Content starts
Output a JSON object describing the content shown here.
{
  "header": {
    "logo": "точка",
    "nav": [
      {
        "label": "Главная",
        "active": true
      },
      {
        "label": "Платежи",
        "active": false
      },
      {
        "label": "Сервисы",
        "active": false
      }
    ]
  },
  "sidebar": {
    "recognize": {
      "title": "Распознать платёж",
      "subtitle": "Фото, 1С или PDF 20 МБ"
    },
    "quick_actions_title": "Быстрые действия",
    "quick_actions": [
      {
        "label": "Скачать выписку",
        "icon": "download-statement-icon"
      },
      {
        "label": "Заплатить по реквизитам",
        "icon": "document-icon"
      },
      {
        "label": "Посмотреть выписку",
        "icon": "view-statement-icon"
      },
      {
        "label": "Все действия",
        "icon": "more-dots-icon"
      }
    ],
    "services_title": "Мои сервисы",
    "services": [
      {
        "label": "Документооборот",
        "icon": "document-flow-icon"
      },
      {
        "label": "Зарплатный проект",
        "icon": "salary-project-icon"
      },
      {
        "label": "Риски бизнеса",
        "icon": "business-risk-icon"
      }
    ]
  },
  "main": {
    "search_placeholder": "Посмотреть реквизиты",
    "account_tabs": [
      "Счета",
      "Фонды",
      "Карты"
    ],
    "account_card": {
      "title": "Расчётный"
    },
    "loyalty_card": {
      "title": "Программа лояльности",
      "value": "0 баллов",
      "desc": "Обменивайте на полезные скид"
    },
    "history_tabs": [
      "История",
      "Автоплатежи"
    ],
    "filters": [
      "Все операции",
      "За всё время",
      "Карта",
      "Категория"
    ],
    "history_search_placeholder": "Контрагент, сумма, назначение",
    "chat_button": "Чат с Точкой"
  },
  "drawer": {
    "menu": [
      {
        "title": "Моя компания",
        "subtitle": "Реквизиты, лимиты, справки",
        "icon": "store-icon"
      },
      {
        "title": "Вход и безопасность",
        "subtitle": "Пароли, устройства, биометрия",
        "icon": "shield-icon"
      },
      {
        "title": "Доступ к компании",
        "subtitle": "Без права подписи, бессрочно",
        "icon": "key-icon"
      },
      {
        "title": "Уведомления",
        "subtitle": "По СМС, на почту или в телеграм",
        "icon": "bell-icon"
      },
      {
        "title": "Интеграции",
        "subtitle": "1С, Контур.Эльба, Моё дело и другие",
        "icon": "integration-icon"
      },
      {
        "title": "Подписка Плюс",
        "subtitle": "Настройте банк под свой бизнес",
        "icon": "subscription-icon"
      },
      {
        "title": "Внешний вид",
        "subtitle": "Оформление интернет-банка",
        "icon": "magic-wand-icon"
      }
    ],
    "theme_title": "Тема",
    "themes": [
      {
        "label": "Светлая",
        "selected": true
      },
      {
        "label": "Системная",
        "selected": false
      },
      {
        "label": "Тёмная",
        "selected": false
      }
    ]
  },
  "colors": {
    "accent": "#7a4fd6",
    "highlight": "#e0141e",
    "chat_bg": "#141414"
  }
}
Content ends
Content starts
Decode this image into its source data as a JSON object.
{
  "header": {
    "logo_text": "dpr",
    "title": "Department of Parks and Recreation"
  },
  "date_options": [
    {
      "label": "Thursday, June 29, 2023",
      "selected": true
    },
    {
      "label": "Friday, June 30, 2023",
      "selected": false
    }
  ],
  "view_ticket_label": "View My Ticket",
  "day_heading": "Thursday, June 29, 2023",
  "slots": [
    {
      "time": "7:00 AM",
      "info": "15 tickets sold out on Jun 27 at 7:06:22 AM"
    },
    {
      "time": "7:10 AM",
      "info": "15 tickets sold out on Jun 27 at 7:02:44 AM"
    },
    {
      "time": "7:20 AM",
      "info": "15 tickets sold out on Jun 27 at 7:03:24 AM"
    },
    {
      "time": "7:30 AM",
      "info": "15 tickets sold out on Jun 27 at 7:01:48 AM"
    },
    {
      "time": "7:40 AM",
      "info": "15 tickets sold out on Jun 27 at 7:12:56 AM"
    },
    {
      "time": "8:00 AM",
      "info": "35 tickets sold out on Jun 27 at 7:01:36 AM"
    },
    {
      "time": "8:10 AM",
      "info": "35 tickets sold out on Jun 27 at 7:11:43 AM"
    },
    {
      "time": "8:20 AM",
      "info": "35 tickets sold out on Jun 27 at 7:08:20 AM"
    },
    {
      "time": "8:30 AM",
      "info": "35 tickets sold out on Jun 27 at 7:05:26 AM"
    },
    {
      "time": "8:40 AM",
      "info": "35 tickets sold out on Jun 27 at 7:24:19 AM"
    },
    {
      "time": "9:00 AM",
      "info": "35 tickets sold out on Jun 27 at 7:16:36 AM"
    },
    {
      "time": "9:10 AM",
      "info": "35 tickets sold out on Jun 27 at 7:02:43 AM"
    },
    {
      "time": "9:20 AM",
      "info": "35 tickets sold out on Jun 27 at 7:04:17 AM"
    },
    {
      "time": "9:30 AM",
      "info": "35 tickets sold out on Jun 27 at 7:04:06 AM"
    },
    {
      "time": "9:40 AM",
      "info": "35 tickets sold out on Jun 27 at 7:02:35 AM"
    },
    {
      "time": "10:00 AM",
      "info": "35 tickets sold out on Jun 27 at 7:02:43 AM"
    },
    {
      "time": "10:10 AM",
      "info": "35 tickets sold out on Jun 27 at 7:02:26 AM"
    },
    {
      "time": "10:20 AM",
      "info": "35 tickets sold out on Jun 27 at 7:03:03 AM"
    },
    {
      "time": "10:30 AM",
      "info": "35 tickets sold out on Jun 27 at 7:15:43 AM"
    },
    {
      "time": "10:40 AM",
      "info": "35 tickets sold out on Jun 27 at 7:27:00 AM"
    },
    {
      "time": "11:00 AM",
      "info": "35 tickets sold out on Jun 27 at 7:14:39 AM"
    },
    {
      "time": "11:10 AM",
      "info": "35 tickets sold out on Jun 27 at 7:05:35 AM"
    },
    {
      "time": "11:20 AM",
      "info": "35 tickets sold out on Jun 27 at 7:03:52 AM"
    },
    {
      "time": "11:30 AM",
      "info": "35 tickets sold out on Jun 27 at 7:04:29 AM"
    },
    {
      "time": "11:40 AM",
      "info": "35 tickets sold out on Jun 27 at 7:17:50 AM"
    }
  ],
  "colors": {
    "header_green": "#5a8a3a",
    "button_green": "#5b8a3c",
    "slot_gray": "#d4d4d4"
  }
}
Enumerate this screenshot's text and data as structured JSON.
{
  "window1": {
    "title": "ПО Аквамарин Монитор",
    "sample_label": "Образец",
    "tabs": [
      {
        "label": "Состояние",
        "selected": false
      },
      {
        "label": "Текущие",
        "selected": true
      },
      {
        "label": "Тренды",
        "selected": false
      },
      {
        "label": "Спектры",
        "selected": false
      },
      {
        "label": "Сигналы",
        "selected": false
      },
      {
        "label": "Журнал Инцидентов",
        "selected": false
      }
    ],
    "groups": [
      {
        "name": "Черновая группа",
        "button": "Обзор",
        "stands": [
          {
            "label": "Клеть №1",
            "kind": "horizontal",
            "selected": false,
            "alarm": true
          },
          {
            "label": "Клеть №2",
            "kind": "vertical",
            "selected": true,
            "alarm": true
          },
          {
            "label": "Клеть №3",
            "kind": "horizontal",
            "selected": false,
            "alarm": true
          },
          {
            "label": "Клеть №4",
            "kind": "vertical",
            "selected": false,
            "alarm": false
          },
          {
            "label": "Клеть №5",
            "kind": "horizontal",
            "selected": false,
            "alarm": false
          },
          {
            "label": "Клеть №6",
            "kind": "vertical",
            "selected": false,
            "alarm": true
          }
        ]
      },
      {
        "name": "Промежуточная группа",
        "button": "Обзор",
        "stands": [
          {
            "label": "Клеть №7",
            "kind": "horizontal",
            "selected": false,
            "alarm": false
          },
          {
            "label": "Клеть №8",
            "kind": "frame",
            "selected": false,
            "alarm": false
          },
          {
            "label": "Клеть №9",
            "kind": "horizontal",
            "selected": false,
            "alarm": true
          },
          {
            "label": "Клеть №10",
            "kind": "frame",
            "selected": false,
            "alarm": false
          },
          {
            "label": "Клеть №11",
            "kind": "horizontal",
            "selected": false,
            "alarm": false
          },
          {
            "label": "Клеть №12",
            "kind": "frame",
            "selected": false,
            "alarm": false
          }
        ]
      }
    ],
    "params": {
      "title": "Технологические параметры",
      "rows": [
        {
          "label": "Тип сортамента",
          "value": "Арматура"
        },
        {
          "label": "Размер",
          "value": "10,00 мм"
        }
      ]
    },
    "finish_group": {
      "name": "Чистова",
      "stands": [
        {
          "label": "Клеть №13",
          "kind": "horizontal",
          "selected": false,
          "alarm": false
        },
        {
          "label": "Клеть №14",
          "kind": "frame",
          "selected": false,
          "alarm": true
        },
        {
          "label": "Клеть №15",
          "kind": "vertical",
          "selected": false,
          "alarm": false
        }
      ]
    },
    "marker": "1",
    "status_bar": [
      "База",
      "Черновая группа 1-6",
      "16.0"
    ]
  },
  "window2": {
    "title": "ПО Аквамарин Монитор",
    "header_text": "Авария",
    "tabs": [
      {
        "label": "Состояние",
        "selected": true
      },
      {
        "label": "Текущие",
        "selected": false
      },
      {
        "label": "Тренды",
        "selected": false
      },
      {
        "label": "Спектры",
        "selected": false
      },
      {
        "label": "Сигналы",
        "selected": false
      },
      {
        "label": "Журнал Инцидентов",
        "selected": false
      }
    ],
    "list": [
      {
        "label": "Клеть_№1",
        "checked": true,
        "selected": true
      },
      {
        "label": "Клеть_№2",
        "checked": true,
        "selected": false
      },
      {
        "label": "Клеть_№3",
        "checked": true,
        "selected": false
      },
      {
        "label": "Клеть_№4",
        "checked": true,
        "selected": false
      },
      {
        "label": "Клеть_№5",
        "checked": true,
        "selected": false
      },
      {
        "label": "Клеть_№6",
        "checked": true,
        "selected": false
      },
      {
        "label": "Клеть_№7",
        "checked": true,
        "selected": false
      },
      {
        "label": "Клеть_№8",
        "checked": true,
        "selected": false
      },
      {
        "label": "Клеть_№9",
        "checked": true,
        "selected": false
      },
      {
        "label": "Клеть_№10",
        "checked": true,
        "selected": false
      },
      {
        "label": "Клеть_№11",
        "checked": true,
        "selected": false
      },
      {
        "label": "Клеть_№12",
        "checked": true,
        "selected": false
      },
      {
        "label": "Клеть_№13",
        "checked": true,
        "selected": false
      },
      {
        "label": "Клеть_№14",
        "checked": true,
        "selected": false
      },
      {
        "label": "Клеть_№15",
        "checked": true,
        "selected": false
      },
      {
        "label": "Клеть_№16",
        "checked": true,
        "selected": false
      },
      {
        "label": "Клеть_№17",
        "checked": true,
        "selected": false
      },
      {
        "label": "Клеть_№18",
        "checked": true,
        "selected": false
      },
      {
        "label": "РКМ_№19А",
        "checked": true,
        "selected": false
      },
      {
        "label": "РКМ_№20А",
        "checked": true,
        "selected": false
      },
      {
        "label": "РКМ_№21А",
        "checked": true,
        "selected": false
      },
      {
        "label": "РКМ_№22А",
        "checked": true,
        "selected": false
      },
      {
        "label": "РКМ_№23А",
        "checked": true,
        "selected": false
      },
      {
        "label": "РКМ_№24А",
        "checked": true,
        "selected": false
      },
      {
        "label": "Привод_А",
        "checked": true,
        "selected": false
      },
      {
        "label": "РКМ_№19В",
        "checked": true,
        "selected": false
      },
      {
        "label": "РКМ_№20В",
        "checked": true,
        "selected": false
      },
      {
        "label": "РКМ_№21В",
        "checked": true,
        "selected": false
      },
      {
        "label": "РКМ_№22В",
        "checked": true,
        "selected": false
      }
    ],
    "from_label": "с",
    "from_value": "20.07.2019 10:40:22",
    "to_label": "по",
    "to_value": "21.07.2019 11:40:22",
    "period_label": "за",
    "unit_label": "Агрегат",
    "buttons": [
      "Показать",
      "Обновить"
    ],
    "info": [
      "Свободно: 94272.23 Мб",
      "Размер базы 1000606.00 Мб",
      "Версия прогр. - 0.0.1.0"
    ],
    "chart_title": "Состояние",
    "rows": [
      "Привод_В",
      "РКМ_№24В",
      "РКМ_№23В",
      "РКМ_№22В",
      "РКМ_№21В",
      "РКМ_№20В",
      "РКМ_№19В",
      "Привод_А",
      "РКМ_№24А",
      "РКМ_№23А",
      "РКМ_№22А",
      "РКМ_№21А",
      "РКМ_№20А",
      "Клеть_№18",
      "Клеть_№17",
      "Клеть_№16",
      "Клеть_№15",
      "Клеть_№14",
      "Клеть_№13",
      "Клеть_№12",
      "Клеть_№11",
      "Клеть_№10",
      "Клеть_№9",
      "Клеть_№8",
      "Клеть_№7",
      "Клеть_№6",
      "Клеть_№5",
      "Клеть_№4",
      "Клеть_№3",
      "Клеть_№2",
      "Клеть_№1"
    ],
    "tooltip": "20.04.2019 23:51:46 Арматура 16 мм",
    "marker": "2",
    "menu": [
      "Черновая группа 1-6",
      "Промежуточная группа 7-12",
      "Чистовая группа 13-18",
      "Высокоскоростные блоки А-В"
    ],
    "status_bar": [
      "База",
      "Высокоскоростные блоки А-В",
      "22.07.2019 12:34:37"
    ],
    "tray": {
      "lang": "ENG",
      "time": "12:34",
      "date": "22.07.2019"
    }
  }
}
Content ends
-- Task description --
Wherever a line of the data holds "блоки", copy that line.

-- The completed task --
      "Высокоскоростные блоки А-В"
      "Высокоскоростные блоки А-В",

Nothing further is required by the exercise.